Dataset rows describing interfaces:
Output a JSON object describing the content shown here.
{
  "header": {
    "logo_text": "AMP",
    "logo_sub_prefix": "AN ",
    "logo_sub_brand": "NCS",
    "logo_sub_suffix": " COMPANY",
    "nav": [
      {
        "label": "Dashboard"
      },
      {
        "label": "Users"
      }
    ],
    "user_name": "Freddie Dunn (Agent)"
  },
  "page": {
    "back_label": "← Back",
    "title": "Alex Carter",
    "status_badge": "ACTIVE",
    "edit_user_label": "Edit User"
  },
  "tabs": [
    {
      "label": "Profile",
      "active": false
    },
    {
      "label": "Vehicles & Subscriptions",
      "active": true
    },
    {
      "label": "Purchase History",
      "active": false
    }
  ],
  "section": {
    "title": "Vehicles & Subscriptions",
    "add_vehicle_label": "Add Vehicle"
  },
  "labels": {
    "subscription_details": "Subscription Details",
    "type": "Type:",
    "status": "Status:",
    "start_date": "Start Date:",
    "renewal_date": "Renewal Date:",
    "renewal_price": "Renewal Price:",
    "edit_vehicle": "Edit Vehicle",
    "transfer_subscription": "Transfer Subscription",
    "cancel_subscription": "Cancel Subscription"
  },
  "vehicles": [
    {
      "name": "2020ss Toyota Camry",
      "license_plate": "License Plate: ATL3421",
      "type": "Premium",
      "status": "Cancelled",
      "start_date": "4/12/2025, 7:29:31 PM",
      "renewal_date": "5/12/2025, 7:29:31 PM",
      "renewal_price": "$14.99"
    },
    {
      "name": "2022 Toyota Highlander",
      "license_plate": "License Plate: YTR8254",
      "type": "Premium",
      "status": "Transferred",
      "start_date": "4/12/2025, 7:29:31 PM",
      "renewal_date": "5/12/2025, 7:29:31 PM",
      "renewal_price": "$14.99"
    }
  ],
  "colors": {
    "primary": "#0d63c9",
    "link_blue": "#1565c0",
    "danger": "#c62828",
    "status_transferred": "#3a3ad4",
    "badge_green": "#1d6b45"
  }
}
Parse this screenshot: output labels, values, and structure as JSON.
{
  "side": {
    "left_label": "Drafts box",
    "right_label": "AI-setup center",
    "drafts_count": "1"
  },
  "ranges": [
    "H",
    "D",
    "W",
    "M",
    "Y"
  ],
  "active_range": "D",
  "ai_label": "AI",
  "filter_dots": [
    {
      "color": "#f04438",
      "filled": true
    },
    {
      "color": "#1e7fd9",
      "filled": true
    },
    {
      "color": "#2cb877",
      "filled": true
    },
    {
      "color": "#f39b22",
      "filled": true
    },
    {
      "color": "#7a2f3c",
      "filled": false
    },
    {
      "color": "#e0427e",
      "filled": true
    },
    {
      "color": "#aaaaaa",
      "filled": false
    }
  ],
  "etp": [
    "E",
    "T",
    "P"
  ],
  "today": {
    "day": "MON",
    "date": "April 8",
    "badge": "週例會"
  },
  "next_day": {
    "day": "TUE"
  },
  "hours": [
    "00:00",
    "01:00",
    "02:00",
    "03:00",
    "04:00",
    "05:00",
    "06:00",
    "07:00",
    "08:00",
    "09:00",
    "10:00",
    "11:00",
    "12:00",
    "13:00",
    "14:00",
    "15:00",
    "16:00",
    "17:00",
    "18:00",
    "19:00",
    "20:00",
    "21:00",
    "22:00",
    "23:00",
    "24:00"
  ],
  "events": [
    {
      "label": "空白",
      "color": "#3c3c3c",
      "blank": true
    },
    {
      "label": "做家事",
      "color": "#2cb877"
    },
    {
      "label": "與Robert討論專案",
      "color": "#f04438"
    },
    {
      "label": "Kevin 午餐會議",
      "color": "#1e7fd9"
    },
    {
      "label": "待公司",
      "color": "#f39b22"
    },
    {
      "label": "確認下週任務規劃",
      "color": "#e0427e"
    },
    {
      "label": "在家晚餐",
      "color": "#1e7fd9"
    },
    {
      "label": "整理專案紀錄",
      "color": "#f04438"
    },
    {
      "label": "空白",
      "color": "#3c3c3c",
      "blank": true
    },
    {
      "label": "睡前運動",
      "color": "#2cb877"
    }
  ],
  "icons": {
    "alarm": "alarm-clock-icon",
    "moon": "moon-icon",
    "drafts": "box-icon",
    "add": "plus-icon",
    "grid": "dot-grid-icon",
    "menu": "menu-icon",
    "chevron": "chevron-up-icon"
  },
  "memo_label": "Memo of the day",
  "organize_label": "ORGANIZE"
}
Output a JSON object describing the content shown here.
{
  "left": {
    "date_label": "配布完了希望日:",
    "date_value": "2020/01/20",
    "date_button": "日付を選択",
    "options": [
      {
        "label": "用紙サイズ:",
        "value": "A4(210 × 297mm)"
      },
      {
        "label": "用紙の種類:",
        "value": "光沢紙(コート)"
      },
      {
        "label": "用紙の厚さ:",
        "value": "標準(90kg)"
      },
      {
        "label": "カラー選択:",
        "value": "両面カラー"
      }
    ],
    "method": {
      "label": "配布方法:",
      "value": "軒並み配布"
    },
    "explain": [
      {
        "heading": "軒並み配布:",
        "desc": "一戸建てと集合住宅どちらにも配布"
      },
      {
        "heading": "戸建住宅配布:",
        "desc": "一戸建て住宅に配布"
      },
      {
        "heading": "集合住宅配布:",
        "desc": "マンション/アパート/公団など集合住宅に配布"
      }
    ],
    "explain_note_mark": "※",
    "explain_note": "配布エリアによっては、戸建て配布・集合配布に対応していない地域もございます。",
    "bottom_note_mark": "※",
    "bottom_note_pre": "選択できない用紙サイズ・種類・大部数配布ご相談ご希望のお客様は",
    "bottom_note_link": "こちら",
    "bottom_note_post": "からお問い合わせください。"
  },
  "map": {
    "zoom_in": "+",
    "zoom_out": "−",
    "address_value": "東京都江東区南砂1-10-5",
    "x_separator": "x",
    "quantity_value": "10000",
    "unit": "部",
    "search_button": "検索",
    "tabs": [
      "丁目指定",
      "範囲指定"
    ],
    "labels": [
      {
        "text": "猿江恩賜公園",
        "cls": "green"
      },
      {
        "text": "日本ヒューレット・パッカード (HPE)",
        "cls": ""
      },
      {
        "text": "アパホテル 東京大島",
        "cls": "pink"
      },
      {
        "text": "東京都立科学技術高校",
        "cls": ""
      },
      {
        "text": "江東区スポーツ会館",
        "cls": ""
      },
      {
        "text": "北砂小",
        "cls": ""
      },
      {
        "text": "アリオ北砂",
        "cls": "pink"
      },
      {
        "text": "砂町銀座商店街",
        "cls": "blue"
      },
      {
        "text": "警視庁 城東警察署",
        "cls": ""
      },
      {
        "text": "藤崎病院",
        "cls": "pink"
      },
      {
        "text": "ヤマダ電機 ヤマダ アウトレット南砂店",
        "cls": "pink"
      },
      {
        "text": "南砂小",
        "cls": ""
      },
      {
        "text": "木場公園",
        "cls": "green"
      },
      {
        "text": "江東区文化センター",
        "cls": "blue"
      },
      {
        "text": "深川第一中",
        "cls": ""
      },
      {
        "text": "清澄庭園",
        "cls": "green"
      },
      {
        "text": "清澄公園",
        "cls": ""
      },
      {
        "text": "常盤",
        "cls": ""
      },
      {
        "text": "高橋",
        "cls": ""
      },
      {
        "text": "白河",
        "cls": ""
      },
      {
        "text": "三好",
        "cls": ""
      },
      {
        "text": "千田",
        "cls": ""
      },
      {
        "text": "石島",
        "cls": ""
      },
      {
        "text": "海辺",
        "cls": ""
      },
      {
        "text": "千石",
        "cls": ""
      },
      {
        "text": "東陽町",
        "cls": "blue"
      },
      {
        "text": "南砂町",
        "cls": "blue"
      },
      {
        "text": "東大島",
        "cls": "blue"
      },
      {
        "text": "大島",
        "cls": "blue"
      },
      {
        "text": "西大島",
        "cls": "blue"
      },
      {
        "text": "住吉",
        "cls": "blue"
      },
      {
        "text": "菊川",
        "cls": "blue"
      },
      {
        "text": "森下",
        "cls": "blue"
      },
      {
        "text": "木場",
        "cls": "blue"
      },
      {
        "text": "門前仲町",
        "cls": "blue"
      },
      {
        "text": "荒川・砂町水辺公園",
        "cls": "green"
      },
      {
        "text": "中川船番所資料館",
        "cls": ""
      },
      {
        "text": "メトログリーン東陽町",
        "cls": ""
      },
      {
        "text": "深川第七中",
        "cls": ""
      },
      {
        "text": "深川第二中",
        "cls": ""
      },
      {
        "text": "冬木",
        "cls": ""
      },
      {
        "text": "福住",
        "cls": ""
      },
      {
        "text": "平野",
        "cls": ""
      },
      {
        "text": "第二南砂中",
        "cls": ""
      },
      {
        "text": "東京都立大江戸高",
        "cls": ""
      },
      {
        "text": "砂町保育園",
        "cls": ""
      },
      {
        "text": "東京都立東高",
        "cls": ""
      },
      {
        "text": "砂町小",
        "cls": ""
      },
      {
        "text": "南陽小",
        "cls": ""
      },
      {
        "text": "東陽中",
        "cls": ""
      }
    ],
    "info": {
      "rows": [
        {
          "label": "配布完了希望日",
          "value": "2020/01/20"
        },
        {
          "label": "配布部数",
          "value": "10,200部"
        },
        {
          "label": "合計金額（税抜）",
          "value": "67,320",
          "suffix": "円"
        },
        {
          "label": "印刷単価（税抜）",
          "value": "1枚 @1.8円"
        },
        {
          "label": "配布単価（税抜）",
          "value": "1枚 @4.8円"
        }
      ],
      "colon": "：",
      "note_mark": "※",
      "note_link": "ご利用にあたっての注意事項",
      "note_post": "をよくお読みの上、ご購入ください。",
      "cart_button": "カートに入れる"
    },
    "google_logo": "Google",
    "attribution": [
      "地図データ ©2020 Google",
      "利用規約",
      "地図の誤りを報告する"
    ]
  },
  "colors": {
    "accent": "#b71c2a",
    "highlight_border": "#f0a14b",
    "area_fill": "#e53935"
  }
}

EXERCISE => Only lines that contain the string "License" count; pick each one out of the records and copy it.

RESPONSE TO THE TASK =>
      "license_plate": "License Plate: ATL3421",
      "license_plate": "License Plate: YTR8254",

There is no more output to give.